RECORD EXCERPTS –
══════════

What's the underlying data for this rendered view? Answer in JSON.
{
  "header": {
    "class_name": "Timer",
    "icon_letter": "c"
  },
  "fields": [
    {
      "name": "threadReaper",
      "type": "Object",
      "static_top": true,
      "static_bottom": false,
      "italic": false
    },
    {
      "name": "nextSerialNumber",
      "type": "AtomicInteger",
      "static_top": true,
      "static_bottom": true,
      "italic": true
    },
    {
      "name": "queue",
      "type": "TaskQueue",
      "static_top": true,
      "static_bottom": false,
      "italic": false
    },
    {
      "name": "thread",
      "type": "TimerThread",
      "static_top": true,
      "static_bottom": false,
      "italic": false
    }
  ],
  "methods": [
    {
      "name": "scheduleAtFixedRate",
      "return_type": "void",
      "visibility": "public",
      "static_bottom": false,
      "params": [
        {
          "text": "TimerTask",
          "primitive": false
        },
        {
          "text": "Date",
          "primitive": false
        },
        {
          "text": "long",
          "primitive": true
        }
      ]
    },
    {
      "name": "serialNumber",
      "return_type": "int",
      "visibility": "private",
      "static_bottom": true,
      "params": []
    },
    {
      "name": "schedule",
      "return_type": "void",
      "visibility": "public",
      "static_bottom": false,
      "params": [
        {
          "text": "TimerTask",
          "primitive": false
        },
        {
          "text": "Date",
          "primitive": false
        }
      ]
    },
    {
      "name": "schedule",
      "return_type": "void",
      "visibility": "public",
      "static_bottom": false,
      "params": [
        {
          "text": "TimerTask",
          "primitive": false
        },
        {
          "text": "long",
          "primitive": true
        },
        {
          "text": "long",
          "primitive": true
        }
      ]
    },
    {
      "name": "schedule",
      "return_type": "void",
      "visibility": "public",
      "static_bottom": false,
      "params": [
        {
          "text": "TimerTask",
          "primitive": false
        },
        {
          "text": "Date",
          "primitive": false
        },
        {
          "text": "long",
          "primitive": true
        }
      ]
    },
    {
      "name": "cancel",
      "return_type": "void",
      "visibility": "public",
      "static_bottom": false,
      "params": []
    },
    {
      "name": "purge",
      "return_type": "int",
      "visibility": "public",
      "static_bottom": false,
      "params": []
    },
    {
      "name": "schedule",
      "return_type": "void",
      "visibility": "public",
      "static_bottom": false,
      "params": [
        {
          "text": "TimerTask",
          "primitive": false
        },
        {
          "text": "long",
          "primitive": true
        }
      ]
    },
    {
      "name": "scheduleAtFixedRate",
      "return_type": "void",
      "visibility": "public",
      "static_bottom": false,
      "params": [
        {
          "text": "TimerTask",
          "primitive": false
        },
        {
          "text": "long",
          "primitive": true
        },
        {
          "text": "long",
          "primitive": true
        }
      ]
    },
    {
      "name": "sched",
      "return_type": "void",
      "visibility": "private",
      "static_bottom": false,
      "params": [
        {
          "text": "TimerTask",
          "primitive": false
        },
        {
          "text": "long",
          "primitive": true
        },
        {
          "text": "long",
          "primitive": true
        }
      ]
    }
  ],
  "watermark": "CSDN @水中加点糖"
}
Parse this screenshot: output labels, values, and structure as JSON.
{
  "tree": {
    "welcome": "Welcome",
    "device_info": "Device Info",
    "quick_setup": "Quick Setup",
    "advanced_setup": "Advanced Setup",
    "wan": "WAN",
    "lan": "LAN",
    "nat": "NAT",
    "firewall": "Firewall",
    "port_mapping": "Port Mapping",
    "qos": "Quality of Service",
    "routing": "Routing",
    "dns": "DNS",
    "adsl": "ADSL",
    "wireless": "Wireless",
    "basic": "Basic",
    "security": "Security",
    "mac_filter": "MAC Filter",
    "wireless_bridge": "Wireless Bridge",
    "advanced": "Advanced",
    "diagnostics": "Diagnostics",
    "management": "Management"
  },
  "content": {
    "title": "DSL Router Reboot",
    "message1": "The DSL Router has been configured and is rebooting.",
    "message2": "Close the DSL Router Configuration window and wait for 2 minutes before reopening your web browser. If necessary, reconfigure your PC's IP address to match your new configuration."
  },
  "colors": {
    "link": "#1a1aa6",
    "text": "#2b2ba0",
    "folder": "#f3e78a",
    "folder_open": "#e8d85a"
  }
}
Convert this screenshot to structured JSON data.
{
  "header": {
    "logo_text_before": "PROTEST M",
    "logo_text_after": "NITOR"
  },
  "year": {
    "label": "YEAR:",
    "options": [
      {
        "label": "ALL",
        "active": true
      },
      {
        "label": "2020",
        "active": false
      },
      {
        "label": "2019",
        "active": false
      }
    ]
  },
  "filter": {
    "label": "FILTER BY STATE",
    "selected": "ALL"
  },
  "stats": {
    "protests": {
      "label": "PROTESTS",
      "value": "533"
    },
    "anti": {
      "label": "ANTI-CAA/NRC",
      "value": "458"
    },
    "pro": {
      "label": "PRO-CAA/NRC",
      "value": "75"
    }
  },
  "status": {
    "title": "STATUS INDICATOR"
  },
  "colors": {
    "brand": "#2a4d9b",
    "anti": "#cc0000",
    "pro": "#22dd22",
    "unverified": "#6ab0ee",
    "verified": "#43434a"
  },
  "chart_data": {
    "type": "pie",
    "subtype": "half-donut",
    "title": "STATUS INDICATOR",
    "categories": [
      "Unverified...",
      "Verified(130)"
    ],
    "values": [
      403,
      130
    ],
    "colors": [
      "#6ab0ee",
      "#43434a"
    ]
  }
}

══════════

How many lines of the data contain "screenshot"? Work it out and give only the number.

SOLUTION FOR THIS EXERCISE –
2